## [TASK BRIEF]
Could you restate the entries below word for word and leave the images out?
[Start of Attachment]
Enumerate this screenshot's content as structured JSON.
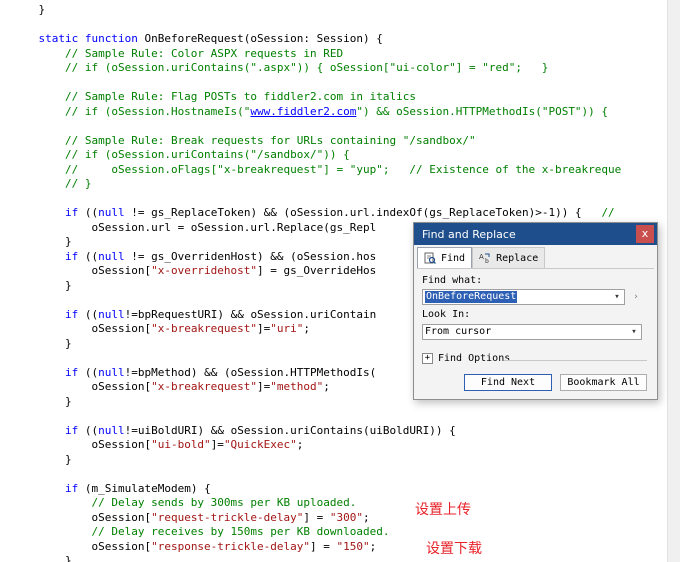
{
  "editor": {
    "lines": [
      [
        {
          "t": "    }",
          "c": "tx"
        }
      ],
      [
        {
          "t": "",
          "c": "tx"
        }
      ],
      [
        {
          "t": "    static function ",
          "c": "kw"
        },
        {
          "t": "OnBeforeRequest(oSession: Session) {",
          "c": "tx"
        }
      ],
      [
        {
          "t": "        // Sample Rule: Color ASPX requests in RED",
          "c": "cm"
        }
      ],
      [
        {
          "t": "        // if (oSession.uriContains(\".aspx\")) { oSession[\"ui-color\"] = \"red\";   }",
          "c": "cm"
        }
      ],
      [
        {
          "t": "",
          "c": "tx"
        }
      ],
      [
        {
          "t": "        // Sample Rule: Flag POSTs to fiddler2.com in italics",
          "c": "cm"
        }
      ],
      [
        {
          "t": "        // if (oSession.HostnameIs(\"",
          "c": "cm"
        },
        {
          "t": "www.fiddler2.com",
          "c": "ln"
        },
        {
          "t": "\") && oSession.HTTPMethodIs(\"POST\")) {",
          "c": "cm"
        }
      ],
      [
        {
          "t": "",
          "c": "tx"
        }
      ],
      [
        {
          "t": "        // Sample Rule: Break requests for URLs containing \"/sandbox/\"",
          "c": "cm"
        }
      ],
      [
        {
          "t": "        // if (oSession.uriContains(\"/sandbox/\")) {",
          "c": "cm"
        }
      ],
      [
        {
          "t": "        //     oSession.oFlags[\"x-breakrequest\"] = \"yup\";   // Existence of the x-breakreque",
          "c": "cm"
        }
      ],
      [
        {
          "t": "        // }",
          "c": "cm"
        }
      ],
      [
        {
          "t": "",
          "c": "tx"
        }
      ],
      [
        {
          "t": "        if ",
          "c": "kw"
        },
        {
          "t": "((",
          "c": "tx"
        },
        {
          "t": "null",
          "c": "kw"
        },
        {
          "t": " != gs_ReplaceToken) && (oSession.url.indexOf(gs_ReplaceToken)>-1)) {   ",
          "c": "tx"
        },
        {
          "t": "//",
          "c": "cm"
        }
      ],
      [
        {
          "t": "            oSession.url = oSession.url.Replace(gs_Repl",
          "c": "tx"
        }
      ],
      [
        {
          "t": "        }",
          "c": "tx"
        }
      ],
      [
        {
          "t": "        if ",
          "c": "kw"
        },
        {
          "t": "((",
          "c": "tx"
        },
        {
          "t": "null",
          "c": "kw"
        },
        {
          "t": " != gs_OverridenHost) && (oSession.hos",
          "c": "tx"
        }
      ],
      [
        {
          "t": "            oSession[",
          "c": "tx"
        },
        {
          "t": "\"x-overridehost\"",
          "c": "st"
        },
        {
          "t": "] = gs_OverrideHos",
          "c": "tx"
        }
      ],
      [
        {
          "t": "        }",
          "c": "tx"
        }
      ],
      [
        {
          "t": "",
          "c": "tx"
        }
      ],
      [
        {
          "t": "        if ",
          "c": "kw"
        },
        {
          "t": "((",
          "c": "tx"
        },
        {
          "t": "null",
          "c": "kw"
        },
        {
          "t": "!=bpRequestURI) && oSession.uriContain",
          "c": "tx"
        }
      ],
      [
        {
          "t": "            oSession[",
          "c": "tx"
        },
        {
          "t": "\"x-breakrequest\"",
          "c": "st"
        },
        {
          "t": "]=",
          "c": "tx"
        },
        {
          "t": "\"uri\"",
          "c": "st"
        },
        {
          "t": ";",
          "c": "tx"
        }
      ],
      [
        {
          "t": "        }",
          "c": "tx"
        }
      ],
      [
        {
          "t": "",
          "c": "tx"
        }
      ],
      [
        {
          "t": "        if ",
          "c": "kw"
        },
        {
          "t": "((",
          "c": "tx"
        },
        {
          "t": "null",
          "c": "kw"
        },
        {
          "t": "!=bpMethod) && (oSession.HTTPMethodIs(",
          "c": "tx"
        }
      ],
      [
        {
          "t": "            oSession[",
          "c": "tx"
        },
        {
          "t": "\"x-breakrequest\"",
          "c": "st"
        },
        {
          "t": "]=",
          "c": "tx"
        },
        {
          "t": "\"method\"",
          "c": "st"
        },
        {
          "t": ";",
          "c": "tx"
        }
      ],
      [
        {
          "t": "        }",
          "c": "tx"
        }
      ],
      [
        {
          "t": "",
          "c": "tx"
        }
      ],
      [
        {
          "t": "        if ",
          "c": "kw"
        },
        {
          "t": "((",
          "c": "tx"
        },
        {
          "t": "null",
          "c": "kw"
        },
        {
          "t": "!=uiBoldURI) && oSession.uriContains(uiBoldURI)) {",
          "c": "tx"
        }
      ],
      [
        {
          "t": "            oSession[",
          "c": "tx"
        },
        {
          "t": "\"ui-bold\"",
          "c": "st"
        },
        {
          "t": "]=",
          "c": "tx"
        },
        {
          "t": "\"QuickExec\"",
          "c": "st"
        },
        {
          "t": ";",
          "c": "tx"
        }
      ],
      [
        {
          "t": "        }",
          "c": "tx"
        }
      ],
      [
        {
          "t": "",
          "c": "tx"
        }
      ],
      [
        {
          "t": "        if ",
          "c": "kw"
        },
        {
          "t": "(m_SimulateModem) {",
          "c": "tx"
        }
      ],
      [
        {
          "t": "            // Delay sends by 300ms per KB uploaded.",
          "c": "cm"
        }
      ],
      [
        {
          "t": "            oSession[",
          "c": "tx"
        },
        {
          "t": "\"request-trickle-delay\"",
          "c": "st"
        },
        {
          "t": "] = ",
          "c": "tx"
        },
        {
          "t": "\"300\"",
          "c": "st"
        },
        {
          "t": ";",
          "c": "tx"
        }
      ],
      [
        {
          "t": "            // Delay receives by 150ms per KB downloaded.",
          "c": "cm"
        }
      ],
      [
        {
          "t": "            oSession[",
          "c": "tx"
        },
        {
          "t": "\"response-trickle-delay\"",
          "c": "st"
        },
        {
          "t": "] = ",
          "c": "tx"
        },
        {
          "t": "\"150\"",
          "c": "st"
        },
        {
          "t": ";",
          "c": "tx"
        }
      ],
      [
        {
          "t": "        }",
          "c": "tx"
        }
      ]
    ]
  },
  "annotations": {
    "upload": "设置上传",
    "download": "设置下载"
  },
  "colors": {
    "keyword": "#0000ff",
    "comment": "#008000",
    "string": "#a31515",
    "annotation": "#e8232a",
    "dialog_title_bg": "#1f4e8c",
    "selection": "#2d5fb5"
  },
  "dialog": {
    "title": "Find and Replace",
    "close_glyph": "x",
    "tabs": [
      {
        "label": "Find",
        "icon": "find-icon",
        "active": true
      },
      {
        "label": "Replace",
        "icon": "replace-icon",
        "active": false
      }
    ],
    "find_what_label": "Find what:",
    "find_what_value": "OnBeforeRequest",
    "look_in_label": "Look In:",
    "look_in_value": "From cursor",
    "find_options_label": "Find Options",
    "find_next_label": "Find Next",
    "bookmark_all_label": "Bookmark All"
  }
}
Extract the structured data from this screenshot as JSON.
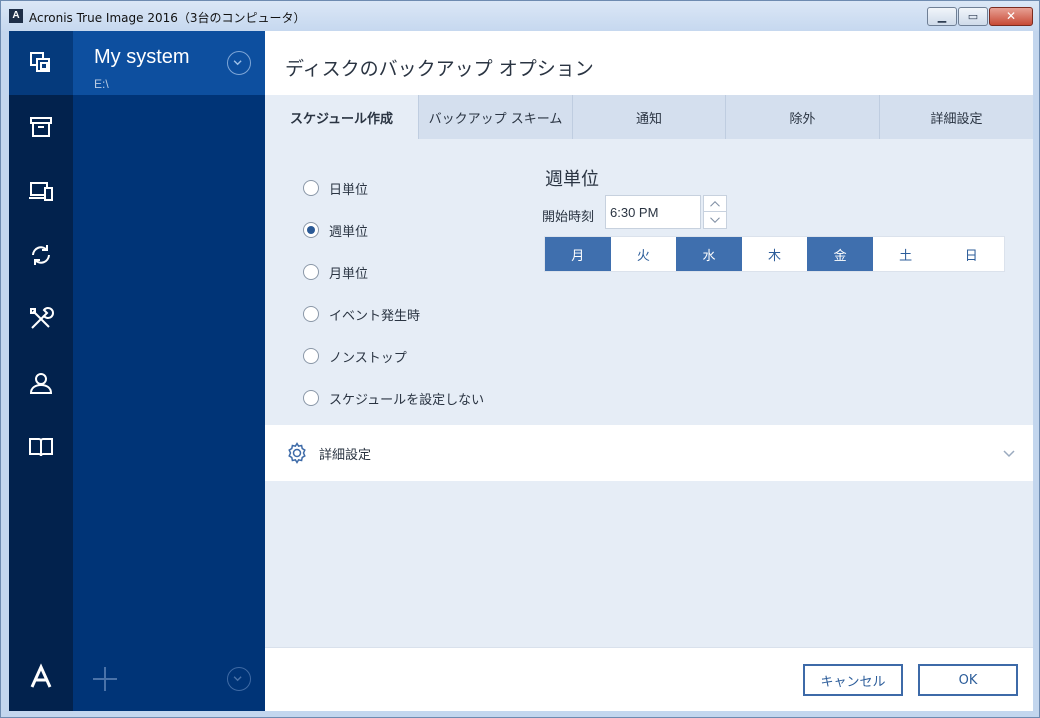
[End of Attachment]
## [RESULT OF THE TASK]
Enumerate this screenshot's content as structured JSON.
{
  "editor": {
    "lines": [
      [
        {
          "t": "    }",
          "c": "tx"
        }
      ],
      [
        {
          "t": "",
          "c": "tx"
        }
      ],
      [
        {
          "t": "    static function ",
          "c": "kw"
        },
        {
          "t": "OnBeforeRequest(oSession: Session) {",
          "c": "tx"
        }
      ],
      [
        {
          "t": "        // Sample Rule: Color ASPX requests in RED",
          "c": "cm"
        }
      ],
      [
        {
          "t": "        // if (oSession.uriContains(\".aspx\")) { oSession[\"ui-color\"] = \"red\";   }",
          "c": "cm"
        }
      ],
      [
        {
          "t": "",
          "c": "tx"
        }
      ],
      [
        {
          "t": "        // Sample Rule: Flag POSTs to fiddler2.com in italics",
          "c": "cm"
        }
      ],
      [
        {
          "t": "        // if (oSession.HostnameIs(\"",
          "c": "cm"
        },
        {
          "t": "www.fiddler2.com",
          "c": "ln"
        },
        {
          "t": "\") && oSession.HTTPMethodIs(\"POST\")) {",
          "c": "cm"
        }
      ],
      [
        {
          "t": "",
          "c": "tx"
        }
      ],
      [
        {
          "t": "        // Sample Rule: Break requests for URLs containing \"/sandbox/\"",
          "c": "cm"
        }
      ],
      [
        {
          "t": "        // if (oSession.uriContains(\"/sandbox/\")) {",
          "c": "cm"
        }
      ],
      [
        {
          "t": "        //     oSession.oFlags[\"x-breakrequest\"] = \"yup\";   // Existence of the x-breakreque",
          "c": "cm"
        }
      ],
      [
        {
          "t": "        // }",
          "c": "cm"
        }
      ],
      [
        {
          "t": "",
          "c": "tx"
        }
      ],
      [
        {
          "t": "        if ",
          "c": "kw"
        },
        {
          "t": "((",
          "c": "tx"
        },
        {
          "t": "null",
          "c": "kw"
        },
        {
          "t": " != gs_ReplaceToken) && (oSession.url.indexOf(gs_ReplaceToken)>-1)) {   ",
          "c": "tx"
        },
        {
          "t": "//",
          "c": "cm"
        }
      ],
      [
        {
          "t": "            oSession.url = oSession.url.Replace(gs_Repl",
          "c": "tx"
        }
      ],
      [
        {
          "t": "        }",
          "c": "tx"
        }
      ],
      [
        {
          "t": "        if ",
          "c": "kw"
        },
        {
          "t": "((",
          "c": "tx"
        },
        {
          "t": "null",
          "c": "kw"
        },
        {
          "t": " != gs_OverridenHost) && (oSession.hos",
          "c": "tx"
        }
      ],
      [
        {
          "t": "            oSession[",
          "c": "tx"
        },
        {
          "t": "\"x-overridehost\"",
          "c": "st"
        },
        {
          "t": "] = gs_OverrideHos",
          "c": "tx"
        }
      ],
      [
        {
          "t": "        }",
          "c": "tx"
        }
      ],
      [
        {
          "t": "",
          "c": "tx"
        }
      ],
      [
        {
          "t": "        if ",
          "c": "kw"
        },
        {
          "t": "((",
          "c": "tx"
        },
        {
          "t": "null",
          "c": "kw"
        },
        {
          "t": "!=bpRequestURI) && oSession.uriContain",
          "c": "tx"
        }
      ],
      [
        {
          "t": "            oSession[",
          "c": "tx"
        },
        {
          "t": "\"x-breakrequest\"",
          "c": "st"
        },
        {
          "t": "]=",
          "c": "tx"
        },
        {
          "t": "\"uri\"",
          "c": "st"
        },
        {
          "t": ";",
          "c": "tx"
        }
      ],
      [
        {
          "t": "        }",
          "c": "tx"
        }
      ],
      [
        {
          "t": "",
          "c": "tx"
        }
      ],
      [
        {
          "t": "        if ",
          "c": "kw"
        },
        {
          "t": "((",
          "c": "tx"
        },
        {
          "t": "null",
          "c": "kw"
        },
        {
          "t": "!=bpMethod) && (oSession.HTTPMethodIs(",
          "c": "tx"
        }
      ],
      [
        {
          "t": "            oSession[",
          "c": "tx"
        },
        {
          "t": "\"x-breakrequest\"",
          "c": "st"
        },
        {
          "t": "]=",
          "c": "tx"
        },
        {
          "t": "\"method\"",
          "c": "st"
        },
        {
          "t": ";",
          "c": "tx"
        }
      ],
      [
        {
          "t": "        }",
          "c": "tx"
        }
      ],
      [
        {
          "t": "",
          "c": "tx"
        }
      ],
      [
        {
          "t": "        if ",
          "c": "kw"
        },
        {
          "t": "((",
          "c": "tx"
        },
        {
          "t": "null",
          "c": "kw"
        },
        {
          "t": "!=uiBoldURI) && oSession.uriContains(uiBoldURI)) {",
          "c": "tx"
        }
      ],
      [
        {
          "t": "            oSession[",
          "c": "tx"
        },
        {
          "t": "\"ui-bold\"",
          "c": "st"
        },
        {
          "t": "]=",
          "c": "tx"
        },
        {
          "t": "\"QuickExec\"",
          "c": "st"
        },
        {
          "t": ";",
          "c": "tx"
        }
      ],
      [
        {
          "t": "        }",
          "c": "tx"
        }
      ],
      [
        {
          "t": "",
          "c": "tx"
        }
      ],
      [
        {
          "t": "        if ",
          "c": "kw"
        },
        {
          "t": "(m_SimulateModem) {",
          "c": "tx"
        }
      ],
      [
        {
          "t": "            // Delay sends by 300ms per KB uploaded.",
          "c": "cm"
        }
      ],
      [
        {
          "t": "            oSession[",
          "c": "tx"
        },
        {
          "t": "\"request-trickle-delay\"",
          "c": "st"
        },
        {
          "t": "] = ",
          "c": "tx"
        },
        {
          "t": "\"300\"",
          "c": "st"
        },
        {
          "t": ";",
          "c": "tx"
        }
      ],
      [
        {
          "t": "            // Delay receives by 150ms per KB downloaded.",
          "c": "cm"
        }
      ],
      [
        {
          "t": "            oSession[",
          "c": "tx"
        },
        {
          "t": "\"response-trickle-delay\"",
          "c": "st"
        },
        {
          "t": "] = ",
          "c": "tx"
        },
        {
          "t": "\"150\"",
          "c": "st"
        },
        {
          "t": ";",
          "c": "tx"
        }
      ],
      [
        {
          "t": "        }",
          "c": "tx"
        }
      ]
    ]
  },
  "annotations": {
    "upload": "设置上传",
    "download": "设置下载"
  },
  "colors": {
    "keyword": "#0000ff",
    "comment": "#008000",
    "string": "#a31515",
    "annotation": "#e8232a",
    "dialog_title_bg": "#1f4e8c",
    "selection": "#2d5fb5"
  },
  "dialog": {
    "title": "Find and Replace",
    "close_glyph": "x",
    "tabs": [
      {
        "label": "Find",
        "icon": "find-icon",
        "active": true
      },
      {
        "label": "Replace",
        "icon": "replace-icon",
        "active": false
      }
    ],
    "find_what_label": "Find what:",
    "find_what_value": "OnBeforeRequest",
    "look_in_label": "Look In:",
    "look_in_value": "From cursor",
    "find_options_label": "Find Options",
    "find_next_label": "Find Next",
    "bookmark_all_label": "Bookmark All"
  }
}
Extract the structured data from this screenshot as JSON.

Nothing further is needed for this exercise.